- _Dataset extract_:
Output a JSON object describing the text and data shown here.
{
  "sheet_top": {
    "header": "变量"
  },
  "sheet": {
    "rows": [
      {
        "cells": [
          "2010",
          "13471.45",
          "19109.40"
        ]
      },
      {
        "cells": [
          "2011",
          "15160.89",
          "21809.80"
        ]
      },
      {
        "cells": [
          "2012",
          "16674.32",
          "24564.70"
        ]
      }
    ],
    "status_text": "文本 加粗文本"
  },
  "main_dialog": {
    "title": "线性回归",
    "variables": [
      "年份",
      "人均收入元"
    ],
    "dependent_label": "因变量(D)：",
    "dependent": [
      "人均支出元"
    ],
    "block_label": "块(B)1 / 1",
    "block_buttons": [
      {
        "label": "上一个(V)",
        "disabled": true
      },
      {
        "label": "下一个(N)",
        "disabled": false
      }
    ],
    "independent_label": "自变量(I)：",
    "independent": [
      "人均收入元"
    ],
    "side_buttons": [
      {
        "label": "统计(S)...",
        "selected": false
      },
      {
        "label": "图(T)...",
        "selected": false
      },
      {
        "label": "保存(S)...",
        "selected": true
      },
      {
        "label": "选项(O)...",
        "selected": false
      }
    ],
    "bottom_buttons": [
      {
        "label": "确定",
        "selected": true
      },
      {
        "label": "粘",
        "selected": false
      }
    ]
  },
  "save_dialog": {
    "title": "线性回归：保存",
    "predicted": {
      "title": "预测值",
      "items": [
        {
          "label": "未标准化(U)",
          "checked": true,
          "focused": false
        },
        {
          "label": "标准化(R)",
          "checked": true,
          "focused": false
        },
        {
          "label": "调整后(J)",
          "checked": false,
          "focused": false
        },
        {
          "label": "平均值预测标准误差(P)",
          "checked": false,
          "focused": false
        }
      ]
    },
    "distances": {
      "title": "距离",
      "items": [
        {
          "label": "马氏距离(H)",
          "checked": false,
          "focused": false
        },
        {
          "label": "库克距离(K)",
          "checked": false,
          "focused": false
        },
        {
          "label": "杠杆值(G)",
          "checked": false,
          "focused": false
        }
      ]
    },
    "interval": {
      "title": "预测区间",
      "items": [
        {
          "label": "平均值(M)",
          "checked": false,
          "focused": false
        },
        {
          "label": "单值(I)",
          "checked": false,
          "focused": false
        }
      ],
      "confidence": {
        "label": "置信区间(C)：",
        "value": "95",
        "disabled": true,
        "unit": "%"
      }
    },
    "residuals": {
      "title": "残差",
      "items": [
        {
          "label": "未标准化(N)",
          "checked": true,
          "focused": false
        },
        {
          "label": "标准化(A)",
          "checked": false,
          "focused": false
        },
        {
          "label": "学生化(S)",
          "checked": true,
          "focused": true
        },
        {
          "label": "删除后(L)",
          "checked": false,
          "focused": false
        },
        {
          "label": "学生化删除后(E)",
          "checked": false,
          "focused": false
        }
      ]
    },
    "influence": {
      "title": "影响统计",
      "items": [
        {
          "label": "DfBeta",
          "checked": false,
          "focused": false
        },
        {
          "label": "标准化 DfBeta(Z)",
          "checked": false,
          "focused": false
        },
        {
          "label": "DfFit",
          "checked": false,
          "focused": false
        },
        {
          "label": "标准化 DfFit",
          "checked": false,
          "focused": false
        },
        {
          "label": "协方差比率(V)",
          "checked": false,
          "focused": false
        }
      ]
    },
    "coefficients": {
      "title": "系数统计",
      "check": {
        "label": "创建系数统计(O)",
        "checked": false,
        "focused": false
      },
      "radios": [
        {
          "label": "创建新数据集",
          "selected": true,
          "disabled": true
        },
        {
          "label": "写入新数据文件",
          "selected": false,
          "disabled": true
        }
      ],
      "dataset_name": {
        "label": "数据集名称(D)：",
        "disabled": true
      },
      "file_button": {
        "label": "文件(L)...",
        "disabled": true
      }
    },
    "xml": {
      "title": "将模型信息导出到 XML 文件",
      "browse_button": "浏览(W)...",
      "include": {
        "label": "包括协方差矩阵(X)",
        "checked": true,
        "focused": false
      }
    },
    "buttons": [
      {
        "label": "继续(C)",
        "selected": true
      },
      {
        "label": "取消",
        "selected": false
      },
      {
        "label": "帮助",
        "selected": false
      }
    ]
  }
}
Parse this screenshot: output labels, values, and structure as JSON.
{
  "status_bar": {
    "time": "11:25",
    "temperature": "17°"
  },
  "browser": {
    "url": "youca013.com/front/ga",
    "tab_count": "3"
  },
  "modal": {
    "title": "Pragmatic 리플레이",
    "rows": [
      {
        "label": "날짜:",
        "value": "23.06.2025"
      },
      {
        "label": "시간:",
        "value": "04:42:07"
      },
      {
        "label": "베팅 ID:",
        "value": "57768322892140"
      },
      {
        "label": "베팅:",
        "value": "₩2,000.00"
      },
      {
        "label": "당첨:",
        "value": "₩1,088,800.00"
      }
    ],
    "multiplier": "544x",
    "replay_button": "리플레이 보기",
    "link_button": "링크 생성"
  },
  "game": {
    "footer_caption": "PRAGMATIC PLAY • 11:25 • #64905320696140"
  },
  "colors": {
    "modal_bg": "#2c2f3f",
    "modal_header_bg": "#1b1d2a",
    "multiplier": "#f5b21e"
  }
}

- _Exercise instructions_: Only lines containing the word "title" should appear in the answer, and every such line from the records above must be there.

- _Written solution_:
    "title": "线性回归",
    "title": "线性回归：保存",
      "title": "预测值",
      "title": "距离",
      "title": "预测区间",
      "title": "残差",
      "title": "影响统计",
      "title": "系数统计",
      "title": "将模型信息导出到 XML 文件",
    "title": "Pragmatic 리플레이",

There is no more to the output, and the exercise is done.